__Problem statement__
Give the data again word for word; drop the pictures.

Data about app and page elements

*** Begin section ***

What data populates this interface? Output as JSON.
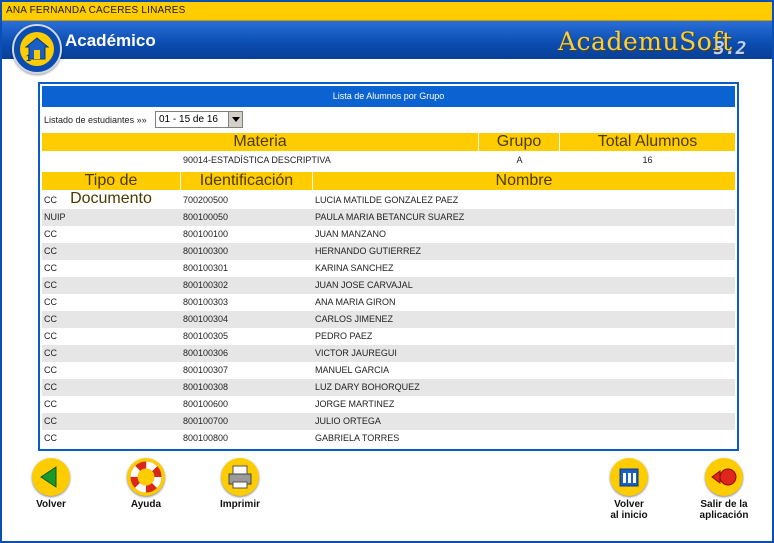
{
  "user": {
    "name": "ANA FERNANDA CACERES LINARES"
  },
  "header": {
    "title": "Académico",
    "brand": "AcademuSoft",
    "version": "3.2"
  },
  "panel": {
    "title": "Lista de Alumnos por Grupo",
    "listado_label": "Listado de estudiantes »»",
    "range": "01 - 15 de 16"
  },
  "materia_table": {
    "headers": {
      "materia": "Materia",
      "grupo": "Grupo",
      "total": "Total Alumnos"
    },
    "row": {
      "materia": "90014-ESTADÍSTICA DESCRIPTIVA",
      "grupo": "A",
      "total": "16"
    }
  },
  "students": {
    "headers": {
      "tipo": "Tipo de Documento",
      "id": "Identificación",
      "nombre": "Nombre"
    },
    "rows": [
      {
        "tipo": "CC",
        "id": "700200500",
        "nombre": "LUCIA MATILDE GONZALEZ PAEZ"
      },
      {
        "tipo": "NUIP",
        "id": "800100050",
        "nombre": "PAULA MARIA BETANCUR SUAREZ"
      },
      {
        "tipo": "CC",
        "id": "800100100",
        "nombre": "JUAN MANZANO"
      },
      {
        "tipo": "CC",
        "id": "800100300",
        "nombre": "HERNANDO GUTIERREZ"
      },
      {
        "tipo": "CC",
        "id": "800100301",
        "nombre": "KARINA SANCHEZ"
      },
      {
        "tipo": "CC",
        "id": "800100302",
        "nombre": "JUAN JOSE CARVAJAL"
      },
      {
        "tipo": "CC",
        "id": "800100303",
        "nombre": "ANA MARIA GIRON"
      },
      {
        "tipo": "CC",
        "id": "800100304",
        "nombre": "CARLOS JIMENEZ"
      },
      {
        "tipo": "CC",
        "id": "800100305",
        "nombre": "PEDRO PAEZ"
      },
      {
        "tipo": "CC",
        "id": "800100306",
        "nombre": "VICTOR JAUREGUI"
      },
      {
        "tipo": "CC",
        "id": "800100307",
        "nombre": "MANUEL GARCIA"
      },
      {
        "tipo": "CC",
        "id": "800100308",
        "nombre": "LUZ DARY BOHORQUEZ"
      },
      {
        "tipo": "CC",
        "id": "800100600",
        "nombre": "JORGE MARTINEZ"
      },
      {
        "tipo": "CC",
        "id": "800100700",
        "nombre": "JULIO ORTEGA"
      },
      {
        "tipo": "CC",
        "id": "800100800",
        "nombre": "GABRIELA TORRES"
      }
    ]
  },
  "buttons": {
    "volver": "Volver",
    "ayuda": "Ayuda",
    "imprimir": "Imprimir",
    "volver_inicio_1": "Volver",
    "volver_inicio_2": "al inicio",
    "salir_1": "Salir de la",
    "salir_2": "aplicación"
  },
  "colors": {
    "accent": "#ffcc00",
    "brand_blue": "#0a4cb0",
    "row_alt": "#e6e6e6"
  }
}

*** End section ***

__Response area__
What data populates this interface? Output as JSON.
{
  "user": {
    "name": "ANA FERNANDA CACERES LINARES"
  },
  "header": {
    "title": "Académico",
    "brand": "AcademuSoft",
    "version": "3.2"
  },
  "panel": {
    "title": "Lista de Alumnos por Grupo",
    "listado_label": "Listado de estudiantes »»",
    "range": "01 - 15 de 16"
  },
  "materia_table": {
    "headers": {
      "materia": "Materia",
      "grupo": "Grupo",
      "total": "Total Alumnos"
    },
    "row": {
      "materia": "90014-ESTADÍSTICA DESCRIPTIVA",
      "grupo": "A",
      "total": "16"
    }
  },
  "students": {
    "headers": {
      "tipo": "Tipo de Documento",
      "id": "Identificación",
      "nombre": "Nombre"
    },
    "rows": [
      {
        "tipo": "CC",
        "id": "700200500",
        "nombre": "LUCIA MATILDE GONZALEZ PAEZ"
      },
      {
        "tipo": "NUIP",
        "id": "800100050",
        "nombre": "PAULA MARIA BETANCUR SUAREZ"
      },
      {
        "tipo": "CC",
        "id": "800100100",
        "nombre": "JUAN MANZANO"
      },
      {
        "tipo": "CC",
        "id": "800100300",
        "nombre": "HERNANDO GUTIERREZ"
      },
      {
        "tipo": "CC",
        "id": "800100301",
        "nombre": "KARINA SANCHEZ"
      },
      {
        "tipo": "CC",
        "id": "800100302",
        "nombre": "JUAN JOSE CARVAJAL"
      },
      {
        "tipo": "CC",
        "id": "800100303",
        "nombre": "ANA MARIA GIRON"
      },
      {
        "tipo": "CC",
        "id": "800100304",
        "nombre": "CARLOS JIMENEZ"
      },
      {
        "tipo": "CC",
        "id": "800100305",
        "nombre": "PEDRO PAEZ"
      },
      {
        "tipo": "CC",
        "id": "800100306",
        "nombre": "VICTOR JAUREGUI"
      },
      {
        "tipo": "CC",
        "id": "800100307",
        "nombre": "MANUEL GARCIA"
      },
      {
        "tipo": "CC",
        "id": "800100308",
        "nombre": "LUZ DARY BOHORQUEZ"
      },
      {
        "tipo": "CC",
        "id": "800100600",
        "nombre": "JORGE MARTINEZ"
      },
      {
        "tipo": "CC",
        "id": "800100700",
        "nombre": "JULIO ORTEGA"
      },
      {
        "tipo": "CC",
        "id": "800100800",
        "nombre": "GABRIELA TORRES"
      }
    ]
  },
  "buttons": {
    "volver": "Volver",
    "ayuda": "Ayuda",
    "imprimir": "Imprimir",
    "volver_inicio_1": "Volver",
    "volver_inicio_2": "al inicio",
    "salir_1": "Salir de la",
    "salir_2": "aplicación"
  },
  "colors": {
    "accent": "#ffcc00",
    "brand_blue": "#0a4cb0",
    "row_alt": "#e6e6e6"
  }
}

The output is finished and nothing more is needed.